Aid conditionality for LGBTI rights is currently being used to show muscle for an otherwise vulnerable minority, but this action, not taken with the full consultation ignores the adverse effect that the action would actually have on LGBTI Africans. All Africans would suffer if, for instance, our education and health systems were further crumbled. Certainly, the withdrawal, or threat therein, of foreign aid only reinforces the argument that homosexuality is a Western construct. And of course the homophobes, knowing full well the illegitimacy of their argument, encourage this connection as when President Museveni talked about why he withdrew the Anti-Homosexuality bill ignored or obliterated the significant widespread Ugandan and African movement to fight the bill, but focused only on Western pressure thus stirring backlash.
An emerging Queer movement in Africa is engaging in this context and conversation not from the point of view of ‘gay rights’ but from a framework of queer liberation. Attempting to dismantle the binary notions of gender and sexuality to talk about pluralism and complexity. This movement seeks not to separate LGBTI issues from the broad spectrum of issues that affect all Africans including Queer Africans. This implies that what affects Africans negatively is indeed bad for Queer Africans but also, and critically, that the reverse holds strong.
There are a myriad of opinions in the LGBTIQ movement about the use of aid as a tactic. This is exactly as it should be and reflects the plural and multifaceted nature of a steadily growing movement. Just like sanctions for South Africa became a tactic that the liberation forces had to debate and build consensus around internally: whether the effects on Black people could be counterbalanced by the potential victory over the Apartheid system. So, too these are tactics that must be debated, discussed, and decided by the African Queer movement. When difficult measures that will impact whole communities and nations are used, they must be used responsibly, as an urgent resort and always with the decision making of those directly affected. Nevertheless, while aid for LGBTIQ rights and equality are being discussed, significant shifts in global geopolitics almost render the discussion futile. With so-called ‘emerging’ powers wielding as much political and economic clout as former colonial powers, the aid system is likely to significantly transform and aid conditionality may be rendered obsolete. In this context, the Queer African movement must again consider how to make global alliances, with whom and with what tactics, and must continue to engage critically on the nature of genuine solidarity with these allied partners.
Hakima Abbas is the Executive Director of Fahamu Network for Social Justice.
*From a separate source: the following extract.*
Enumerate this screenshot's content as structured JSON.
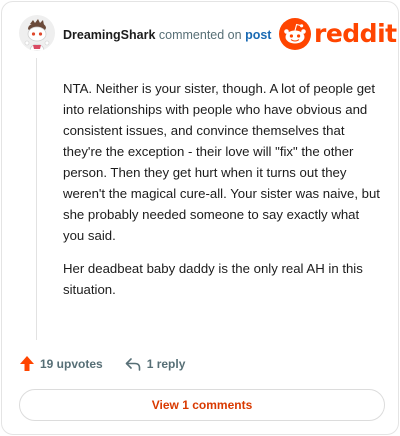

(1) ‘Aid and Reparations: Power in the Development Discourse’, Hakima Abbas with Nana Ndeda (2009) published in ‘Aid to Africa: Coloniser or Redeemer?’, by Pambazuka Press (Edited by Hakima Abbas and Yves Niyiragira), ISBN: 978-1-906387-38-9.